DIRECTIONS FOR THIS TASK
All entries must be repeated exactly. No picture should appear in the result.

EXERCISE MATERIAL
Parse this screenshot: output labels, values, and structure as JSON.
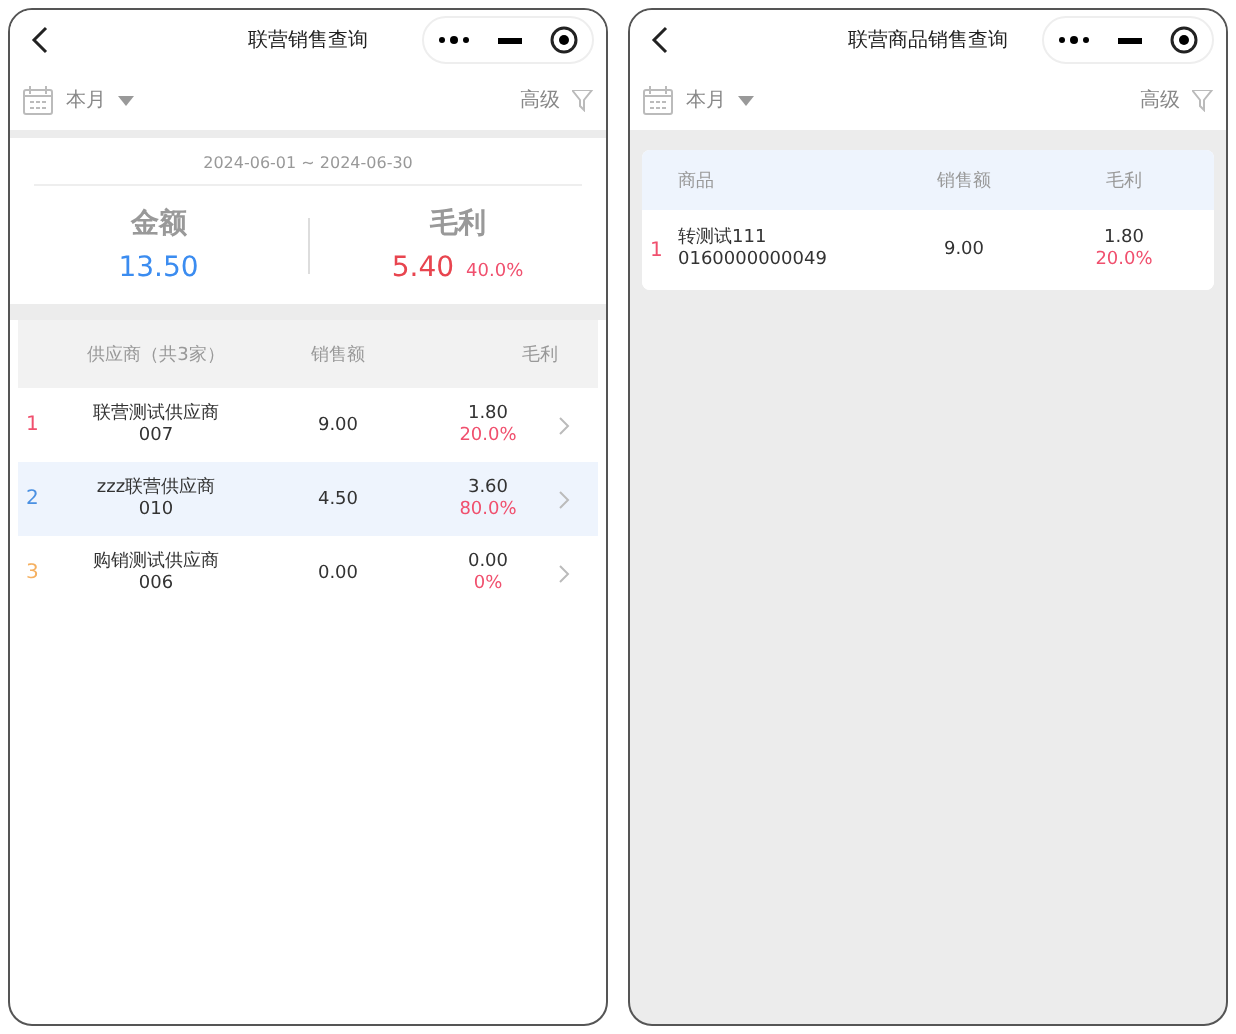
{
  "screens": [
    {
      "title": "联营销售查询",
      "period": "本月",
      "advanced": "高级",
      "date_range": "2024-06-01 ~ 2024-06-30",
      "summary": [
        {
          "label": "金额",
          "value": "13.50",
          "color": "#3b8cf0"
        },
        {
          "label": "毛利",
          "value": "5.40",
          "percent": "40.0%",
          "color": "#e8454f"
        }
      ],
      "table": {
        "kind": "supplier",
        "columns": [
          "供应商（共3家）",
          "销售额",
          "毛利"
        ],
        "rows": [
          {
            "rank": "1",
            "color": "#f0506e",
            "name": "联营测试供应商",
            "code": "007",
            "sales": "9.00",
            "profit": "1.80",
            "percent": "20.0%",
            "selected": false
          },
          {
            "rank": "2",
            "color": "#4a90e2",
            "name": "zzz联营供应商",
            "code": "010",
            "sales": "4.50",
            "profit": "3.60",
            "percent": "80.0%",
            "selected": true
          },
          {
            "rank": "3",
            "color": "#f5b060",
            "name": "购销测试供应商",
            "code": "006",
            "sales": "0.00",
            "profit": "0.00",
            "percent": "0%",
            "selected": false
          }
        ]
      }
    },
    {
      "title": "联营商品销售查询",
      "period": "本月",
      "advanced": "高级",
      "table": {
        "kind": "product",
        "columns": [
          "商品",
          "销售额",
          "毛利"
        ],
        "rows": [
          {
            "rank": "1",
            "color": "#f0506e",
            "name": "转测试111",
            "code": "0160000000049",
            "sales": "9.00",
            "profit": "1.80",
            "percent": "20.0%",
            "selected": false
          }
        ]
      }
    }
  ]
}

SOLUTION FOR THIS EXERCISE
Parse this screenshot: output labels, values, and structure as JSON.
{
  "screens": [
    {
      "title": "联营销售查询",
      "period": "本月",
      "advanced": "高级",
      "date_range": "2024-06-01 ~ 2024-06-30",
      "summary": [
        {
          "label": "金额",
          "value": "13.50",
          "color": "#3b8cf0"
        },
        {
          "label": "毛利",
          "value": "5.40",
          "percent": "40.0%",
          "color": "#e8454f"
        }
      ],
      "table": {
        "kind": "supplier",
        "columns": [
          "供应商（共3家）",
          "销售额",
          "毛利"
        ],
        "rows": [
          {
            "rank": "1",
            "color": "#f0506e",
            "name": "联营测试供应商",
            "code": "007",
            "sales": "9.00",
            "profit": "1.80",
            "percent": "20.0%",
            "selected": false
          },
          {
            "rank": "2",
            "color": "#4a90e2",
            "name": "zzz联营供应商",
            "code": "010",
            "sales": "4.50",
            "profit": "3.60",
            "percent": "80.0%",
            "selected": true
          },
          {
            "rank": "3",
            "color": "#f5b060",
            "name": "购销测试供应商",
            "code": "006",
            "sales": "0.00",
            "profit": "0.00",
            "percent": "0%",
            "selected": false
          }
        ]
      }
    },
    {
      "title": "联营商品销售查询",
      "period": "本月",
      "advanced": "高级",
      "table": {
        "kind": "product",
        "columns": [
          "商品",
          "销售额",
          "毛利"
        ],
        "rows": [
          {
            "rank": "1",
            "color": "#f0506e",
            "name": "转测试111",
            "code": "0160000000049",
            "sales": "9.00",
            "profit": "1.80",
            "percent": "20.0%",
            "selected": false
          }
        ]
      }
    }
  ]
}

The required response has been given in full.